Corporations and governments don’t want to hire anymore. Globalization, recent economic downturns, mergers and acquisitions are all perfect excuses for laying off more workers. Companies don’t want to take the responsibilities, (taxes, benefits, pensions & salaries) of their own employees and have been referred to large layoffs.
This trend is confirmed if you look at the growth of temp agencies. (See: Temp Jobs Up 57% Vs. 4% For All Others Since Aug. 09)
The American Dream is evolving. Forget the typical life plan: school, college, job for 40 years & retirement. People change careers more often and no longer follow a structured life plan.
What if the American Dream never really existed?
I remember hearing in a podcast that this concept was initially originated by Fanny Mae in the 50s. This major mortgage lender used the concept of the American Dream in their marketing campaigns to influence millions of Americans to get a mortgage and own a home.
All those changes in the job market and economy will make it more difficult for the general public to access boating.
3. The Sharing economy
If 10 years ago I asked you to stay at somebody’s house during a business trip, would you have said yes?
If I asked you to be picked up from the airport by a random driver with a cell phone, would you have said yes?
Those things are becoming common practices.
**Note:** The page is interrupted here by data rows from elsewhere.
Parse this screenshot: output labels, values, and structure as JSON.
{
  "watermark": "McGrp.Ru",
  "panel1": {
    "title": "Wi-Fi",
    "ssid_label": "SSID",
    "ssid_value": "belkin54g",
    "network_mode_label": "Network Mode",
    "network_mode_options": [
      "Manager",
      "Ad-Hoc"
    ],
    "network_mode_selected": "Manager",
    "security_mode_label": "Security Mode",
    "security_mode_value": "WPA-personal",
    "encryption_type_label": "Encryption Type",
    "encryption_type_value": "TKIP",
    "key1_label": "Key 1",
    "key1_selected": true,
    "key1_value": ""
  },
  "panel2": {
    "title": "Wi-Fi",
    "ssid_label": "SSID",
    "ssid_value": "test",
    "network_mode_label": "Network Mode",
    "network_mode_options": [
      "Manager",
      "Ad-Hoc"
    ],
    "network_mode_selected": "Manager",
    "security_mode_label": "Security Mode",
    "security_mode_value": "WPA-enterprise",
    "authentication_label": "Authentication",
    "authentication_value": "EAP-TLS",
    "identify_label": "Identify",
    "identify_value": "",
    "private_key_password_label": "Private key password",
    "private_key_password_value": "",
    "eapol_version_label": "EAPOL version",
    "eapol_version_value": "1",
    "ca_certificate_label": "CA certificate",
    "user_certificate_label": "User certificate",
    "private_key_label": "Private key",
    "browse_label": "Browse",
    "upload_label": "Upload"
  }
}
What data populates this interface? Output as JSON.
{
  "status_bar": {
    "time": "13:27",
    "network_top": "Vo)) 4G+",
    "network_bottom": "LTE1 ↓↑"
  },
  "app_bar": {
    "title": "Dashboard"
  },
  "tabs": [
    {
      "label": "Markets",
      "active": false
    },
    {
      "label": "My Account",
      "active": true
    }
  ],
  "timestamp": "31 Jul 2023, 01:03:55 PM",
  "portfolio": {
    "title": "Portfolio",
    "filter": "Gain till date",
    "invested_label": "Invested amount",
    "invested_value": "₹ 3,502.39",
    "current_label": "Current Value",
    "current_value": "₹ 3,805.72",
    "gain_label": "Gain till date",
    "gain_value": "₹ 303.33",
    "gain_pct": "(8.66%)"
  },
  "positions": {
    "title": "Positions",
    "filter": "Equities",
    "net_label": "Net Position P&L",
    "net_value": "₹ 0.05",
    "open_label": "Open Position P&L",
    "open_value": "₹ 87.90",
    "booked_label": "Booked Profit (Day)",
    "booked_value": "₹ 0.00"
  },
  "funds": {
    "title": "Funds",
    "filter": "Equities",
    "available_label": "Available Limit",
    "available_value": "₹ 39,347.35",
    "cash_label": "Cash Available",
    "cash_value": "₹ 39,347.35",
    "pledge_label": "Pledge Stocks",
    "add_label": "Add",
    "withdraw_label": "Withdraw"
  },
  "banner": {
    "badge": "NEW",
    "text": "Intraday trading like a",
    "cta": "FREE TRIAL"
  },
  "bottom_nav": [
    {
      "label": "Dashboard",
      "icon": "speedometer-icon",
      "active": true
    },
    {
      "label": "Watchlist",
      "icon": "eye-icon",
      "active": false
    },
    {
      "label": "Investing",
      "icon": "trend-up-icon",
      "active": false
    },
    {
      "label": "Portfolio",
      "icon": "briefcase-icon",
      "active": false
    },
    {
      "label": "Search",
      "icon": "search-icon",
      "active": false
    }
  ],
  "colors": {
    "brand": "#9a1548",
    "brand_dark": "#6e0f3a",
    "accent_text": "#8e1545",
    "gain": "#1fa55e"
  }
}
Internet is making the sharing of our resources and belongings much easier.
The sharing economy (sometimes referred to as the peer-to-peer economy) is defined as a socio-economic system built around the sharing of human and physical resources. It includes production, distribution and consumption of products and services by different people and organisations.
Several startups were created in the last few years with this concept. One of them is Boatbound with the slogan: Own a Boat (For a Day)
When you know that the average boat owner uses their boat not even 2 weeks per year, this concept makes quite a lot of sense.
The sharing economy is becoming huge in the car and travel industry. I assume that it will grow in the boating industry too.
4. More challenges
On top of this, the boating market will keep facing other challenges such as:
-Peer pressure due to increases in income inequality.
-Difficulty accessing moorage in marinas,
-Lack of interest from the newest generations (Gen Y, Millennial, etc)
Despite all those new challenges, some companies are thriving by leveraging the new opportunities offered in our economy. It is now common to see new startups disrupting entire industries and reaching billions of dollars in valuation in 18, 24 or 36 months!
Those companies share the same pattern. Peter Diamandis, founder of the X Prize foundation and Singularity University called it the 6Ds of the exponential growth:
Digitized (digitize product or service)
Deceptive (you don’t see it coming until it reaches the tipping point)
Disruptive (game changer)
Dematerialize (remove, material aspect, infrastructure)
Demonetize (remove operating cost)
Democratize (globalize via web)
Let’s look at a few industries that have been completely disrupted industries over the last few years: Craigslist with the classified ads business, Airbnb with the hotel industry, Uber with the transportation and taxi industry, Skype with the long distance calling, iTunes with the music, Amazon with the publishing industry.
Uber, the words largest taxi company, doesn’t own any vehicles. Alibaba, the biggest retailer worldwide has no inventory. Airbnb, the world’s largest accommodation provider doesn’t own any properties.
The success of those companies can give us an important lesson: The rules of the game of business have changed.
You must adapt and change the way you do business. In 10 years time, 50% of the current Fortune 500 companies will disappear. If you operate the old way, you are certain to face major difficulties.
In the next two weeks, in the second part of this blog post, we will review the different technologies that will change the way boats are built and distributed. (sign up below to receive part 2 as well as regular free updates on boat sales & marketing). We will also review what actions you can take to prepare yourself for this new market and I will share my predictions on what the future of boat sales should look like.
Regards, Vincent Finetti